The simple Garamond, one of the most popular typefaces out there, is often overlooked. But Swedish artist Bjorn Johansson was inspired by the shapes and joints of each letter. Looking closely, he examined the bare bones of the letters and formed his own hand-drawn typography, connecting bone to bone. This article explores Johansson’s latest project, Garamond Corpvs.
The letters take on structures like our body, “so perfect in shape that they must be divine.”
Even during his time at art college in Stockholm, Johansson was fascinated with anatomy. The dive into all things typographical started when he learnt about 16th century French engraver Geoffrey Torey, who made comparisons between Latin letters and human anatomy. Claude Garamond was Torey’s most famous apprentice, creating the familiar type face we know today — Garamond, of course.
In a study of letters by Torey, “the proportions were like a grid of letters, and he compared them to human anatomy.
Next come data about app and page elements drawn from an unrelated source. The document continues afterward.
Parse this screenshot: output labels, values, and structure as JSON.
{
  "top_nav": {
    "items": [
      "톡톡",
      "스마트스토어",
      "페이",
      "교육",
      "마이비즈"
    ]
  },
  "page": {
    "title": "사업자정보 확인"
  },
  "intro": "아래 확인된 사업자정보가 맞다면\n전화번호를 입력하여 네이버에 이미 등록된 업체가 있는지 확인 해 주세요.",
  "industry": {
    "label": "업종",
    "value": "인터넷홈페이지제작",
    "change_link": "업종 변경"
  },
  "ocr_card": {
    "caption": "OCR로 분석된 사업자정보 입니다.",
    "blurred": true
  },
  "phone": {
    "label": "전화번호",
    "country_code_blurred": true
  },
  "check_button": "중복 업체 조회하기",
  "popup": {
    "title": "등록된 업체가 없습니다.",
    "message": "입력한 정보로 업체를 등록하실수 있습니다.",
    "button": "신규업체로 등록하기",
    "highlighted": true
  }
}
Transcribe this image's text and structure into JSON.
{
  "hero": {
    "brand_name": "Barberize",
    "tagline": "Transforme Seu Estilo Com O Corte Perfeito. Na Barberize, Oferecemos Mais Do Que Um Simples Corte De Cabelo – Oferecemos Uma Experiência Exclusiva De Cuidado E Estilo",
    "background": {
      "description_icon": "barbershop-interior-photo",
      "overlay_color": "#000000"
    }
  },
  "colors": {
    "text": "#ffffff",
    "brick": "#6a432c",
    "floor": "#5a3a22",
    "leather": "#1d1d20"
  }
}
The arms of our body became the T and the face was O and the idea was that they were so perfect in shape that they must be divine.”
Launching on Kickstarter, Garamond Corpvus is a project with detailed studies of letters and legs.
Screen print posters feature individual letters, posters with the whole alphabet, and a mix of uppercase and lowercase, showcasing the backbone of each letter.
It’s absolutely fascinating to see the way the letters have been carefully drawn out, even with joints flexing in the right way to create bent italics.
Designing the letters was a bit like building up a skeleton
“I have had a lot of medical and anatomy books. Also I’ve built three-dimensional clay [model] joints. So the joints of the letters are also functional, so they can become an italic letter.”
Is creating an italics set your next project?
“I can do this for life. There are so many things. Like the lowercase letter and the uppercase letter. I made the bone structure, seeing how the bone develops from lowercase to uppercase letter as well.”
I asked Johansson who might enjoy hanging the project at home. His Kickstarter project offers the letters as signed silk screen prints, created in a small print house in Stockholm. It’s in this cozy Scandinavian setting that the hand-crafted letters feel at home.
Who’s going to like these pieces?
Having made it for himself, he admitted it was probably going to appeal to a lot of nerds and hipsters. Maybe even the dragons-and-tattoos crowd. But anyone really, fascinated with the twining of nature and our human world.
How do you decorate your house? What does a hipster house look like to you?
“I think my home is quite clean but with some quirkiness to it. I actually have a lot of anatomy stuff at home like I have a frog skeleton and a lot of nerdy medical stuff there.”
Looking to get your hands on one of these? Garamond Corpvs screen print posters show that skeleton aren’t just for Halloween, and that our words and the natural world are really one and the same after all.